Yes! You can foster if you are single, married, or co-habitating with a partner. However, all caregivers do have to take the training course.
Yes! Foster parents can work full or part time, or be stay at home parents, or even retired. The only requirement is that you have an income source that covers your monthly expenses.
Yes! It does not matter if you rent or own, or if you live in a house or an apartment. However, every child has to have their own bed and cannot share a room with an adult once they reach their 1st birthday. Children can share rooms if there is adequate space and if they are the same sex.
All prospective foster parents are fingerprinted prior to being enrolled in a class. The Background Screening Department at the Department of Children and Families reviews all arrests, regardless of the outcome, and determines if someone is eligible. The majority of misdemeanors are not disqualifying offenses; the majority of felonies are.
There is no cost for any of the trainings or for the background screening. The only cost involved is making sure your home meets the Code requirements, such as having appropriate beds and car seats, having a tagged fire extinguisher, an escape ladder for a 2-story home, a lock-box for medications, etc.
Every child must have their own bed and must be in a separate bedroom from the foster parent or any other legal adult over the age of 18. In general, foster children may share a room with another child of the same gender.
Yes, foster parents receive a stipend (board payment) for the child to help cover the expenses of providing foster care. The amount of the monthly payment varies by the age of the child, and foster homes providing specialized care for medical or therapeutic needs receive a larger stipend because the needs of the child are greater. Importantly, children in foster care receive Medicaid healthcare coverage, and foster parents are eligible to receive mileage reimbursements for driving children to medical appointments or foster care activities.
The goal of Community Partnership for Children is always to reunify children with their biological parents whenever safely possible. However, in some cases reunification is not possible, and children become available for adoption after their parental rights are terminated by the court.

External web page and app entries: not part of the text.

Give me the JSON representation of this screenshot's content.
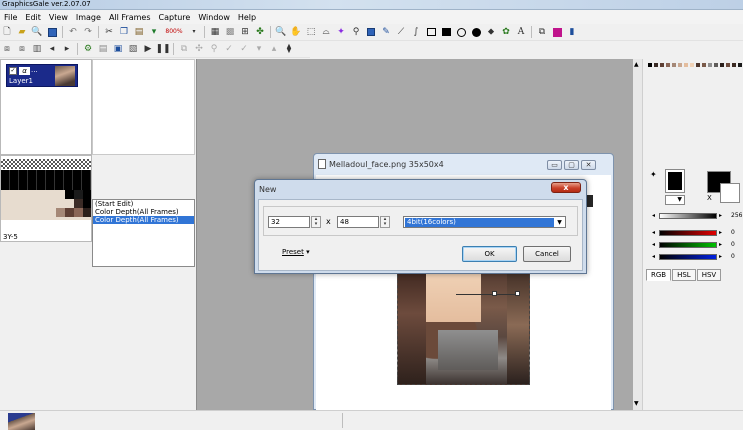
{
  "app": {
    "title": "GraphicsGale ver.2.07.07"
  },
  "menu": [
    "File",
    "Edit",
    "View",
    "Image",
    "All Frames",
    "Capture",
    "Window",
    "Help"
  ],
  "toolbar": {
    "zoom": "800%"
  },
  "layers": {
    "name": "Layer1",
    "alpha": "α",
    "more": "..."
  },
  "palette_panel": {
    "position": "3Y-5"
  },
  "history": {
    "items": [
      "(Start Edit)",
      "Color Depth(All Frames)",
      "Color Depth(All Frames)"
    ],
    "selected_index": 2
  },
  "image_window": {
    "title": "Melladoul_face.png 35x50x4"
  },
  "dialog": {
    "title": "New",
    "width_value": "32",
    "times": "x",
    "height_value": "48",
    "color_depth": "4bit(16colors)",
    "preset_label": "Preset",
    "ok_label": "OK",
    "cancel_label": "Cancel",
    "close_label": "x"
  },
  "color_panel": {
    "x_label": "X",
    "value_256": "256",
    "r": "0",
    "g": "0",
    "b": "0",
    "tabs": [
      "RGB",
      "HSL",
      "HSV"
    ]
  }
}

Children may be taken on vacation provided that the travel is approved in advance.
Yes, and the standards for babysitters are discussed in foster parent training.